Many women’s rights activists would laud the transition women have made since the 1960s — from stay-at-home moms, who cook and clean for the entire family — to working, independent women, who are still mothers. But a somewhat detrimental result of this shift, according to a new study, is that today’s mothers spend fewer hours engaging in physical activity, and it could be affecting not only their health but their children’s health, too.
The research found that mothers in 2010, who had children between the ages of 5 and 18, spent up to 11 fewer hours being active than mothers in 1965. Moms with kids younger than 5 spent up to 14 fewer hours. This included time spent on simple activities, such as housework, laundry, cooking, washing dishes, and taking care of the kids — and above all, exercise. But further exacerbating this trend is that these mothers were also found to spend about seven more hours watching TV or driving, both of which involve sitting in one place. The trend doesn’t only affect the moms either; leading a more sedentary life can be passed down to their children, the researchers said, and it could correlate to rising obesity rates over the past 45 years.
“A mother’s physical activity and sedentary behaviors affect the environments to which her progeny are exposed, such as the intrauterine milieu and family social setting,” lead researcher Edward Archer, a public health professor at the University of South Carolina, told the LA Times. “With each passing generation, mothers have become increasingly physically inactive, sedentary, and obese, thereby potentially predisposing children to an increased risk of inactivity, adiposity, and chronic non-communicable diseases.”

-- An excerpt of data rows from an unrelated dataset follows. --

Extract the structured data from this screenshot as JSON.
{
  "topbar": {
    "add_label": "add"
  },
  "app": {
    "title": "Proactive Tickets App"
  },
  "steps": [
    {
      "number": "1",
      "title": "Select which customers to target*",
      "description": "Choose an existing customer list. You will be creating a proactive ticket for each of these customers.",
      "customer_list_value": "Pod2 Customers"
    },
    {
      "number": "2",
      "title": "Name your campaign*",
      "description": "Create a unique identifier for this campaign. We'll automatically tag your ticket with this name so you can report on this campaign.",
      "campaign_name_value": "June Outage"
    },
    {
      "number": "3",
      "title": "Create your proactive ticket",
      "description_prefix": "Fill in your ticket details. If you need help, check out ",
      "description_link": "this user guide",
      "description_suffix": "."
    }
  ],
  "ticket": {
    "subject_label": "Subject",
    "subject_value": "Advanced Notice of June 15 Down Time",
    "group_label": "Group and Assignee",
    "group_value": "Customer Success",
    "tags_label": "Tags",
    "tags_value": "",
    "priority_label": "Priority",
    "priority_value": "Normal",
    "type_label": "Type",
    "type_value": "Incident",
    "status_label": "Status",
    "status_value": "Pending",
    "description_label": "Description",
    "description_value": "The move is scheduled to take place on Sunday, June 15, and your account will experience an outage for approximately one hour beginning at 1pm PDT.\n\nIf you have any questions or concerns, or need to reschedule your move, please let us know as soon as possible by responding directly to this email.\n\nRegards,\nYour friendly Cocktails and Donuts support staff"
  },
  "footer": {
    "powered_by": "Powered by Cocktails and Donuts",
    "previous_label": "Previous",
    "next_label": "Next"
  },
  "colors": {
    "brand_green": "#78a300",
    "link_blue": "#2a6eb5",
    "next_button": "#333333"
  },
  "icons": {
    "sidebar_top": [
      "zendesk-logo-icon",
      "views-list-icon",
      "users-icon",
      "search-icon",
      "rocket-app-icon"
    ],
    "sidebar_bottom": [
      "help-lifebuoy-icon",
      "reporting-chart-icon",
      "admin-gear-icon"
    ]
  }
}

More than a third of U.S. adults are considered obese, according to the Centers for Disease Control and Prevention (CDC). At the same time, about 17 percent of children, ages 2 to 19, are obese, with the prevalence of obese kids rising three-fold since 1980 alone. Being overweight or obese puts both adults and children at risk for developing chronic diseases, such as heart disease, type 2 diabetes, and certain types of cancers.

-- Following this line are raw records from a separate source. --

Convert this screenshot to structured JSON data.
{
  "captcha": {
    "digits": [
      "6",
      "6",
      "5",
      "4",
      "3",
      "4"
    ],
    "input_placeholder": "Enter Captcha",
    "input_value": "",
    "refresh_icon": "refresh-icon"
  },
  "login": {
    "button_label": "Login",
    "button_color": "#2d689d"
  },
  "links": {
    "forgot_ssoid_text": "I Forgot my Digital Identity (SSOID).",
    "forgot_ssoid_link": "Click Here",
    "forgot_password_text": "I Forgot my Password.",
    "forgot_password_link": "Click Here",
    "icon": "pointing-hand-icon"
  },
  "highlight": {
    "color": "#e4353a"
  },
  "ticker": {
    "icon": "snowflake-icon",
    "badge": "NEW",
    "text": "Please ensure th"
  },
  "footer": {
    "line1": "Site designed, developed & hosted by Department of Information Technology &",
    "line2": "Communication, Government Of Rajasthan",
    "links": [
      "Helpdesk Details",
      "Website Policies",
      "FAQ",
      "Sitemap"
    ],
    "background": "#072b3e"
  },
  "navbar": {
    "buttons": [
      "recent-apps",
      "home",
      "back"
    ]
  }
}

A July study found that kids’ TV viewing habits were undoubtedly connected to those of their parents. And while getting rid of any screen time may sound impractical, another study found that children who engaged in different kinds of screen time also gained weight, and that any increases in screen time over the course of four years were also associated with increases in weight gain.

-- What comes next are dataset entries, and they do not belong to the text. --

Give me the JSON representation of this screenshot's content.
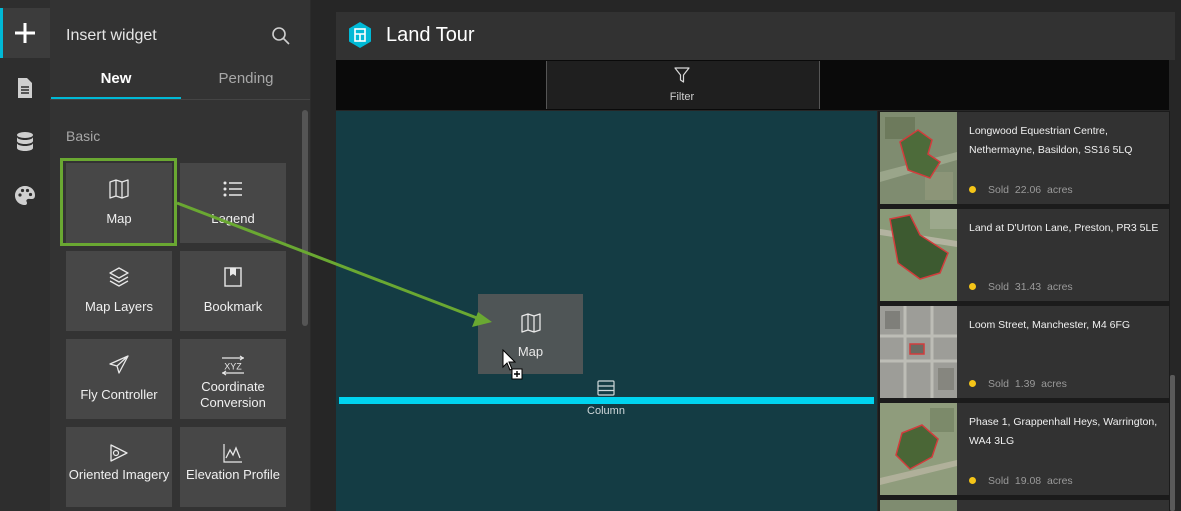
{
  "rail": {
    "items": [
      "add-icon",
      "page-icon",
      "data-icon",
      "theme-icon"
    ]
  },
  "panel": {
    "title": "Insert widget",
    "tabs": [
      {
        "label": "New"
      },
      {
        "label": "Pending"
      }
    ],
    "section": "Basic",
    "widgets": [
      {
        "label": "Map"
      },
      {
        "label": "Legend"
      },
      {
        "label": "Map Layers"
      },
      {
        "label": "Bookmark"
      },
      {
        "label": "Fly Controller"
      },
      {
        "label": "Coordinate Conversion"
      },
      {
        "label": "Oriented Imagery"
      },
      {
        "label": "Elevation Profile"
      }
    ]
  },
  "app": {
    "title": "Land Tour"
  },
  "toolbar": {
    "filter_label": "Filter"
  },
  "canvas": {
    "column_label": "Column",
    "drag_ghost_label": "Map"
  },
  "list": {
    "items": [
      {
        "title": "Longwood Equestrian Centre, Nethermayne, Basildon, SS16 5LQ",
        "status": "Sold",
        "size": "22.06",
        "unit": "acres"
      },
      {
        "title": "Land at D'Urton Lane, Preston, PR3 5LE",
        "status": "Sold",
        "size": "31.43",
        "unit": "acres"
      },
      {
        "title": "Loom Street, Manchester, M4 6FG",
        "status": "Sold",
        "size": "1.39",
        "unit": "acres"
      },
      {
        "title": "Phase 1, Grappenhall Heys, Warrington, WA4 3LG",
        "status": "Sold",
        "size": "19.08",
        "unit": "acres"
      }
    ]
  },
  "colors": {
    "accent": "#00b9d6",
    "highlight": "#6aa832",
    "status_dot": "#f5c518"
  }
}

For the current study, researchers looked at data from the American Heritage Time Use Study, which — as the name suggests — looked at the way Americans spent their time, whether paid or unpaid. Looking at how mothers with children, ages 5 to 18, spent their unpaid time, the researchers found that mothers in 1965 spent an average of 32 hours per week being active, compared to mothers in 2010, who spent only 21 hours being active. Meanwhile, mothers who had children younger than 5 went from being active 44 hours per week in 1965 to 30 hours per week in 2010.
“The confluence of our results and other research suggests that inactivity has increased significantly over the past 45 years and may be the greatest public health crisis facing the world today,” the researchers wrote in the study. “Until the intergenerational cycle of unhealthy lifestyles is interrupted, inactivity will continue to be one of the leading causes of morbidity and mortality in the world.”
Source: Archer E, Lavie C, McDonald S, et al. Maternal Inactivity: 45-Year Trends in Mothers’ Use of Time. Mayo Clinic Proceedings. 2013.